Source data:
□ □ □ □ □
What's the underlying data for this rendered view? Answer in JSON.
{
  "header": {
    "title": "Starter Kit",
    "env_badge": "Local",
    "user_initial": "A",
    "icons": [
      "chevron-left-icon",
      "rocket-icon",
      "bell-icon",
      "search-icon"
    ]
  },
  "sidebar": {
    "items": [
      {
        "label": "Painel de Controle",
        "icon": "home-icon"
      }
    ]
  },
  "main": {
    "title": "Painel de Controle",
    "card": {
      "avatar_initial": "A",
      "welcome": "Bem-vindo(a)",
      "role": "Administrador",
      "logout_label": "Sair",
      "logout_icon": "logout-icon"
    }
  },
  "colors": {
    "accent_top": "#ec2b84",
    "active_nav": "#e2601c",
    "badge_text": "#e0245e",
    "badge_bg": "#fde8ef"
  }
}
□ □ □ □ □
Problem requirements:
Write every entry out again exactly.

Answer space:
What's the underlying data for this rendered view? Answer in JSON.
{
  "header": {
    "title": "Starter Kit",
    "env_badge": "Local",
    "user_initial": "A",
    "icons": [
      "chevron-left-icon",
      "rocket-icon",
      "bell-icon",
      "search-icon"
    ]
  },
  "sidebar": {
    "items": [
      {
        "label": "Painel de Controle",
        "icon": "home-icon"
      }
    ]
  },
  "main": {
    "title": "Painel de Controle",
    "card": {
      "avatar_initial": "A",
      "welcome": "Bem-vindo(a)",
      "role": "Administrador",
      "logout_label": "Sair",
      "logout_icon": "logout-icon"
    }
  },
  "colors": {
    "accent_top": "#ec2b84",
    "active_nav": "#e2601c",
    "badge_text": "#e0245e",
    "badge_bg": "#fde8ef"
  }
}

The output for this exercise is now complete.